According to the New York Times, one million tourists are expected for the wedding on April 29th, with analysts predicting that the event will generate over $1 billion in retails sales, according to Verdict, an industry research firm.
Since William is second in line to the throne after his father, Prince Charles, the wedding does not actually count as a formal state occasion, but that hasn’t given Britain any reason to not use the wedding as an opportunity to market their brand and infuse a celebratory mood among its residents who will have a day off from work to mark the occasion.
Although exact figures for the cost of this wedding are not in, it is expected that the Queen will cover the bulk of the costs and the government will contribute to cover security and other expenses. The total cost of the wedding of Prince William’s parents in 1981 was estimated at about $48 million. Whether this wedding will outshine that of Diana and Charles’s is anyone’s guess.
“The London papers have generally been reporting that there will be less money generated and fewer people lining the streets for the royal wedding on April 29 than estimated, but 30 years ago, they severely underestimated how many people would watch Charles and Diana’s wedding,” said Cheryl Anderson Brown, an author of two royal blogs.

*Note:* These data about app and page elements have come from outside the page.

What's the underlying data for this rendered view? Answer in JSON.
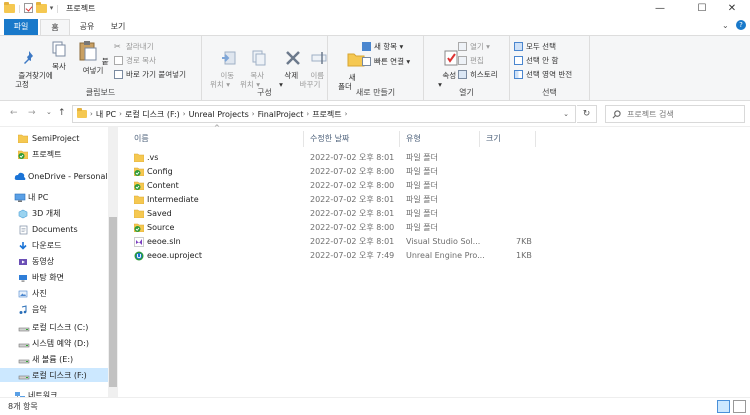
{
  "window": {
    "title": "프로젝트"
  },
  "tabs": [
    {
      "label": "파일"
    },
    {
      "label": "홈"
    },
    {
      "label": "공유"
    },
    {
      "label": "보기"
    }
  ],
  "ribbon": {
    "clipboard": {
      "label": "클립보드",
      "pin": "즐겨찾기에\n고정",
      "copy": "복사",
      "paste": "붙여넣기",
      "cut": "잘라내기",
      "copy_path": "경로 복사",
      "paste_shortcut": "바로 가기 붙여넣기"
    },
    "organize": {
      "label": "구성",
      "move_to": "이동\n위치 ▾",
      "copy_to": "복사\n위치 ▾",
      "delete": "삭제\n▾",
      "rename": "이름\n바꾸기"
    },
    "new": {
      "label": "새로 만들기",
      "new_folder": "새\n폴더",
      "new_item": "새 항목 ▾",
      "easy_access": "빠른 연결 ▾"
    },
    "open": {
      "label": "열기",
      "properties": "속성\n▾",
      "open": "열기 ▾",
      "edit": "편집",
      "history": "히스토리"
    },
    "select": {
      "label": "선택",
      "select_all": "모두 선택",
      "select_none": "선택 안 함",
      "invert": "선택 영역 반전"
    }
  },
  "address": {
    "parts": [
      "내 PC",
      "로컬 디스크 (F:)",
      "Unreal Projects",
      "FinalProject",
      "프로젝트"
    ],
    "search_placeholder": "프로젝트 검색"
  },
  "nav_pane": {
    "items": [
      {
        "label": "SemiProject",
        "icon": "folder"
      },
      {
        "label": "프로젝트",
        "icon": "folder-sync"
      },
      {
        "label": "OneDrive - Personal",
        "icon": "cloud"
      },
      {
        "label": "내 PC",
        "icon": "pc"
      },
      {
        "label": "3D 개체",
        "icon": "cube"
      },
      {
        "label": "Documents",
        "icon": "documents"
      },
      {
        "label": "다운로드",
        "icon": "download"
      },
      {
        "label": "동영상",
        "icon": "video"
      },
      {
        "label": "바탕 화면",
        "icon": "desktop"
      },
      {
        "label": "사진",
        "icon": "pictures"
      },
      {
        "label": "음악",
        "icon": "music"
      },
      {
        "label": "로컬 디스크 (C:)",
        "icon": "drive"
      },
      {
        "label": "시스템 예약 (D:)",
        "icon": "drive"
      },
      {
        "label": "새 볼륨 (E:)",
        "icon": "drive"
      },
      {
        "label": "로컬 디스크 (F:)",
        "icon": "drive",
        "selected": true
      },
      {
        "label": "네트워크",
        "icon": "network"
      }
    ]
  },
  "columns": {
    "name": "이름",
    "modified": "수정한 날짜",
    "type": "유형",
    "size": "크기"
  },
  "files": [
    {
      "name": ".vs",
      "modified": "2022-07-02 오후 8:01",
      "type": "파일 폴더",
      "size": "",
      "icon": "folder"
    },
    {
      "name": "Config",
      "modified": "2022-07-02 오후 8:00",
      "type": "파일 폴더",
      "size": "",
      "icon": "folder-sync"
    },
    {
      "name": "Content",
      "modified": "2022-07-02 오후 8:00",
      "type": "파일 폴더",
      "size": "",
      "icon": "folder-sync"
    },
    {
      "name": "Intermediate",
      "modified": "2022-07-02 오후 8:01",
      "type": "파일 폴더",
      "size": "",
      "icon": "folder"
    },
    {
      "name": "Saved",
      "modified": "2022-07-02 오후 8:01",
      "type": "파일 폴더",
      "size": "",
      "icon": "folder"
    },
    {
      "name": "Source",
      "modified": "2022-07-02 오후 8:00",
      "type": "파일 폴더",
      "size": "",
      "icon": "folder-sync"
    },
    {
      "name": "eeoe.sln",
      "modified": "2022-07-02 오후 8:01",
      "type": "Visual Studio Sol...",
      "size": "7KB",
      "icon": "vs-solution"
    },
    {
      "name": "eeoe.uproject",
      "modified": "2022-07-02 오후 7:49",
      "type": "Unreal Engine Pro...",
      "size": "1KB",
      "icon": "unreal-project"
    }
  ],
  "status": {
    "item_count": "8개 항목"
  }
}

Aside from the actual wedding day, the new union will continue to bolster attention on Britain and the royal family as Kate and William will be tracked by reporters and paparazzi for many, many years to come. That attention on the royal couple in itself will generate revenue for small businesses and continue to bolster the visibility of the UK in news and entertainment. Certainly, the BBC has much to be thankful for.